7 Matching Annotations
- Jun 2021
On existing projects, consider the global effort to change from origin/master to origin/main. The cost of being different than git convention and every book, tutorial, and blog post. Is the cost of change and being different worth it?
I'm not sure why MSFT decided to change these codes in the first place. While it might have been a noble goal to follow the IETF standard (though I'm not really familiar with this), the old codes were already out there, and most developers don't benefit by the new codes, nor care about what these codes are called (a code is a code). Just the opposite occurs in fact, since now everyone including MSFT itself has to deal with two codes that represent the same language (and the resulting problems). My own program needs to be fixed to handle this (after a customer contacted me with an issue), others have cited problems on the web (and far more probably haven't publicised theirs), and MSFT itself had to deal with this in their own code. This includes adding both codes to .NET even though they're actually the same language (in 4.0 they distinguished between the two by adding the name "legacy" to the full language name of the older codes), adding special documentation to highlight this situation in MSDN, making "zh-Hans" the parent culture of "zh-CHS" (not sure if it was always this way but it's a highly questionable relationship), and even adding special automated code to newly created "add-in" projects in Visual Studio 2008 (only to later remove this code in Visual Studio 2010, without explanation and therefore causing confusion for developers - long story). In any case, this is not your doing of course, but I don't see how anyone benefits from this change in practice. Only those developers who really care about following the IETF standard would be impacted, and that number is likely very low. For all others, the new codes are just an expensive headache. Again, not blaming you of cours

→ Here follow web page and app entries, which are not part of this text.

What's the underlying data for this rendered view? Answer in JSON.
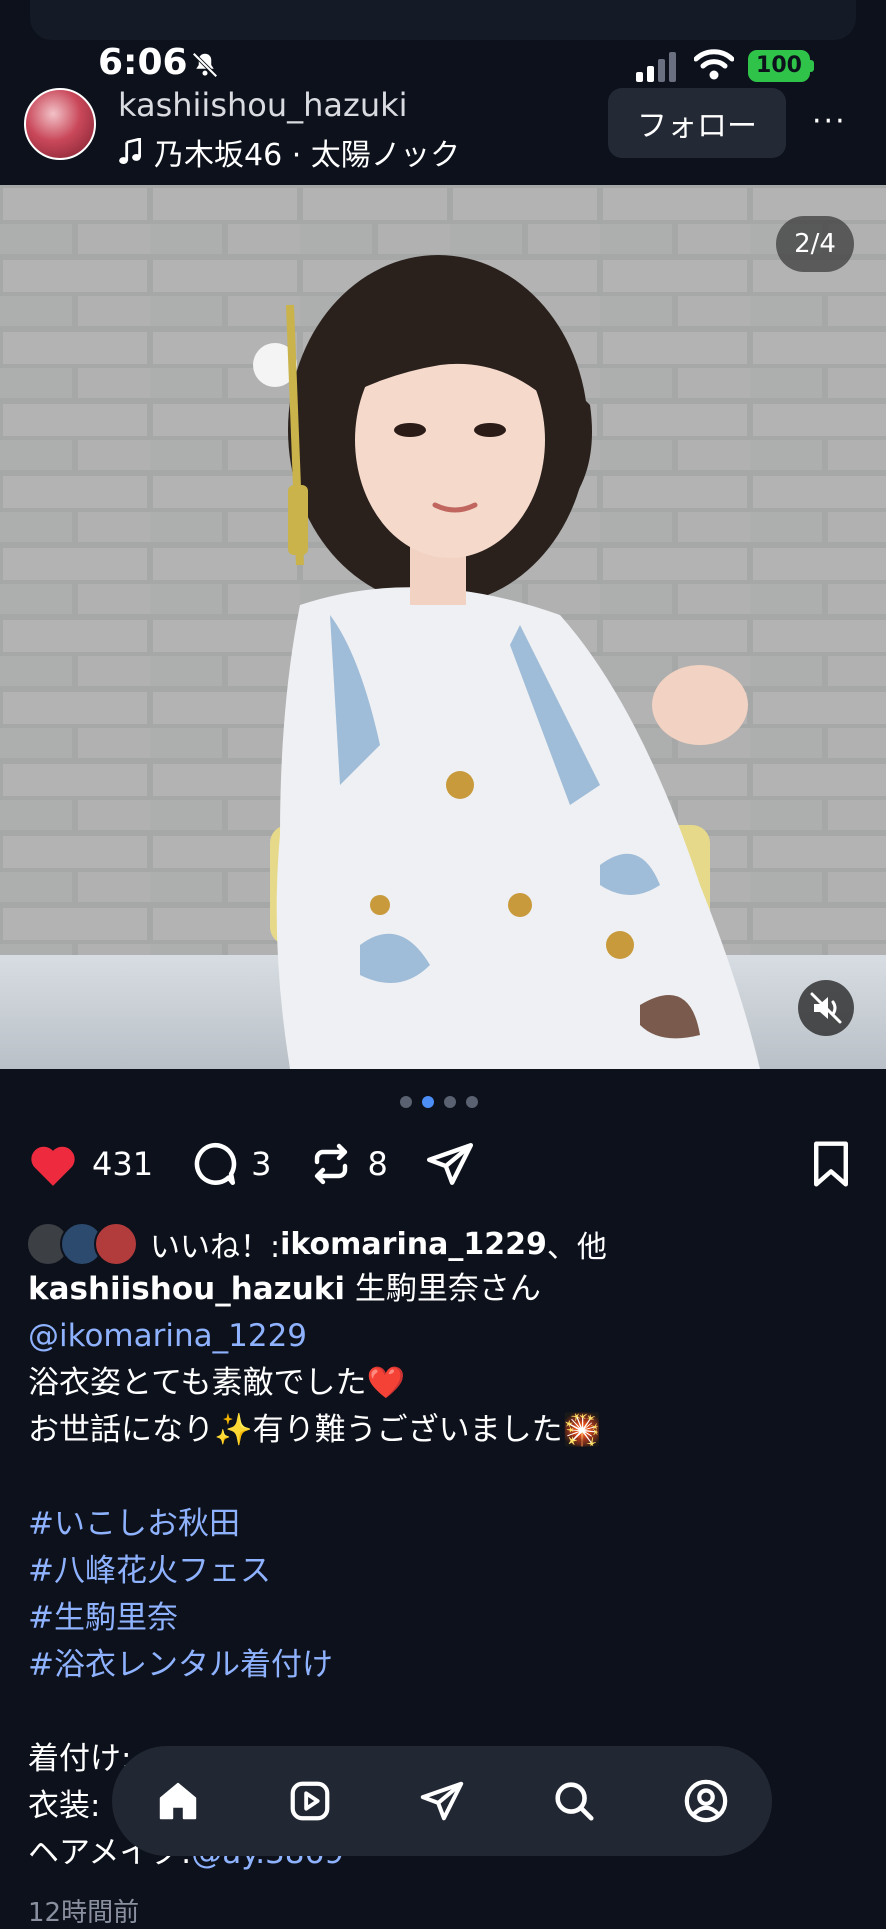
{
  "status_bar": {
    "time": "6:06",
    "battery": "100"
  },
  "post_header": {
    "username": "kashiishou_hazuki",
    "music": "乃木坂46 · 太陽ノック",
    "follow_label": "フォロー",
    "more_label": "···"
  },
  "media": {
    "counter": "2/4",
    "dots_total": 4,
    "dots_active_index": 2
  },
  "actions": {
    "likes": "431",
    "comments": "3",
    "reposts": "8"
  },
  "likes_line": {
    "prefix": "いいね！: ",
    "user": "ikomarina_1229",
    "suffix": "、他"
  },
  "caption": {
    "author": "kashiishou_hazuki",
    "first_text": " 生駒里奈さん",
    "mention": "@ikomarina_1229",
    "line3": "浴衣姿とても素敵でした❤️",
    "line4": "お世話になり✨有り難うございました🎇",
    "hashtags": [
      "#いこしお秋田",
      "#八峰花火フェス",
      "#生駒里奈",
      "#浴衣レンタル着付け"
    ],
    "line_kitsuke": "着付け:",
    "line_isho": "衣装:",
    "line_hair_prefix": "ヘアメイク:",
    "line_hair_mention": "@ay.3869"
  },
  "timestamp": "12時間前",
  "colors": {
    "background": "#0c111b",
    "like_red": "#ee2a3e",
    "link_blue": "#8fb2ff",
    "battery_green": "#30c34a"
  },
  "icons": {
    "status": [
      "bell-slash-icon",
      "signal-icon",
      "wifi-icon"
    ],
    "actions": [
      "heart-icon",
      "comment-icon",
      "repost-icon",
      "share-icon",
      "bookmark-icon"
    ],
    "nav": [
      "home-icon",
      "video-icon",
      "send-icon",
      "search-icon",
      "profile-icon"
    ]
  }
}
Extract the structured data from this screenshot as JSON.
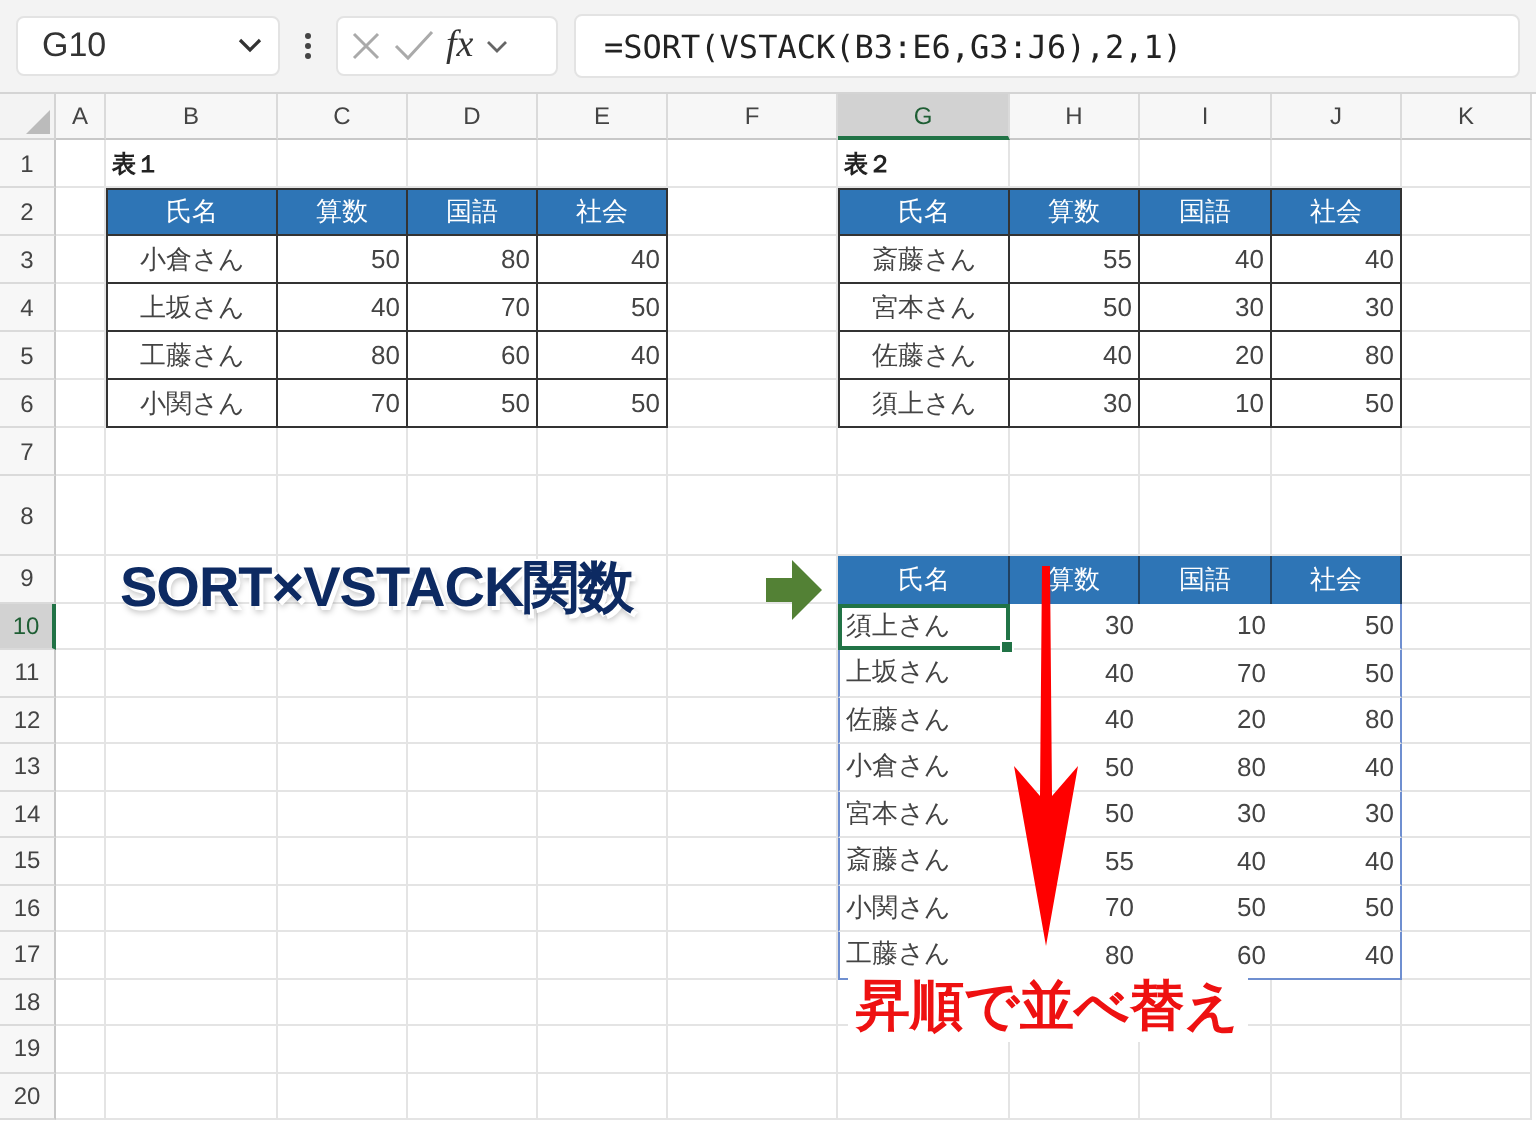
{
  "formula_bar": {
    "name_box": "G10",
    "fx": "fx",
    "formula": "=SORT(VSTACK(B3:E6,G3:J6),2,1)"
  },
  "columns": [
    {
      "label": "A",
      "selected": false
    },
    {
      "label": "B",
      "selected": false
    },
    {
      "label": "C",
      "selected": false
    },
    {
      "label": "D",
      "selected": false
    },
    {
      "label": "E",
      "selected": false
    },
    {
      "label": "F",
      "selected": false
    },
    {
      "label": "G",
      "selected": true
    },
    {
      "label": "H",
      "selected": false
    },
    {
      "label": "I",
      "selected": false
    },
    {
      "label": "J",
      "selected": false
    },
    {
      "label": "K",
      "selected": false
    }
  ],
  "rows": [
    {
      "label": "1",
      "selected": false
    },
    {
      "label": "2",
      "selected": false
    },
    {
      "label": "3",
      "selected": false
    },
    {
      "label": "4",
      "selected": false
    },
    {
      "label": "5",
      "selected": false
    },
    {
      "label": "6",
      "selected": false
    },
    {
      "label": "7",
      "selected": false
    },
    {
      "label": "8",
      "selected": false
    },
    {
      "label": "9",
      "selected": false
    },
    {
      "label": "10",
      "selected": true
    },
    {
      "label": "11",
      "selected": false
    },
    {
      "label": "12",
      "selected": false
    },
    {
      "label": "13",
      "selected": false
    },
    {
      "label": "14",
      "selected": false
    },
    {
      "label": "15",
      "selected": false
    },
    {
      "label": "16",
      "selected": false
    },
    {
      "label": "17",
      "selected": false
    },
    {
      "label": "18",
      "selected": false
    },
    {
      "label": "19",
      "selected": false
    },
    {
      "label": "20",
      "selected": false
    }
  ],
  "tables": [
    {
      "kind": "formatted",
      "title": "表１",
      "header": [
        "氏名",
        "算数",
        "国語",
        "社会"
      ],
      "rows": [
        [
          "小倉さん",
          "50",
          "80",
          "40"
        ],
        [
          "上坂さん",
          "40",
          "70",
          "50"
        ],
        [
          "工藤さん",
          "80",
          "60",
          "40"
        ],
        [
          "小関さん",
          "70",
          "50",
          "50"
        ]
      ]
    },
    {
      "kind": "formatted",
      "title": "表２",
      "header": [
        "氏名",
        "算数",
        "国語",
        "社会"
      ],
      "rows": [
        [
          "斎藤さん",
          "55",
          "40",
          "40"
        ],
        [
          "宮本さん",
          "50",
          "30",
          "30"
        ],
        [
          "佐藤さん",
          "40",
          "20",
          "80"
        ],
        [
          "須上さん",
          "30",
          "10",
          "50"
        ]
      ]
    },
    {
      "kind": "spill",
      "header": [
        "氏名",
        "算数",
        "国語",
        "社会"
      ],
      "rows": [
        [
          "須上さん",
          "30",
          "10",
          "50"
        ],
        [
          "上坂さん",
          "40",
          "70",
          "50"
        ],
        [
          "佐藤さん",
          "40",
          "20",
          "80"
        ],
        [
          "小倉さん",
          "50",
          "80",
          "40"
        ],
        [
          "宮本さん",
          "50",
          "30",
          "30"
        ],
        [
          "斎藤さん",
          "55",
          "40",
          "40"
        ],
        [
          "小関さん",
          "70",
          "50",
          "50"
        ],
        [
          "工藤さん",
          "80",
          "60",
          "40"
        ]
      ]
    }
  ],
  "annotations": {
    "title": "SORT×VSTACK関数",
    "caption": "昇順で並べ替え"
  }
}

I feel the pain. It is a normal thing that standards do evolve over time, though, and our software needs to cope with it.
I'm not sure why MSFT decided to change these codes in the first place. While it might have been a noble goal to follow the IETF standard (though I'm not really familiar with this), the old codes were already out there, and most developers don't benefit by the new codes, nor care about what these codes are called (a code is a code).
- Oct 2020
One of the primary tasks of engineers is to minimize complexity. JSX changes such a fundamental part (syntax and semantics of the language) that the complexity bubbles up to everything it touches. Pretty much every pipeline tool I've had to work with has become far more complex than necessary because of JSX. It affects AST parsers, it affects linters, it affects code coverage, it affects build systems. That tons and tons of additional code that I now need to wade through and mentally parse and ignore whenever I need to debug or want to contribute to a library that adds JSX support.
- the cost of changing something
- engineering (general)
- implementation complexity
- high-cost changes
- mental bandwidth
- can't keep entire system in your mind at once (software development) (scope too large)
- primary task/job/responsibility
- semantics (of programming language)
- mentally filter/ignore
- unintended consequence
- avoid complexity
- infectious problem
- for-reaching consequences
- too complicated
This balancing act needs to take into account project complexity (size, distribution, etc.), uncertainty (risk, innovation need, etc.), and the cost of change at the project level and for each major component.
Compounding the problem of iteration disguised as oscillation is the cost of change.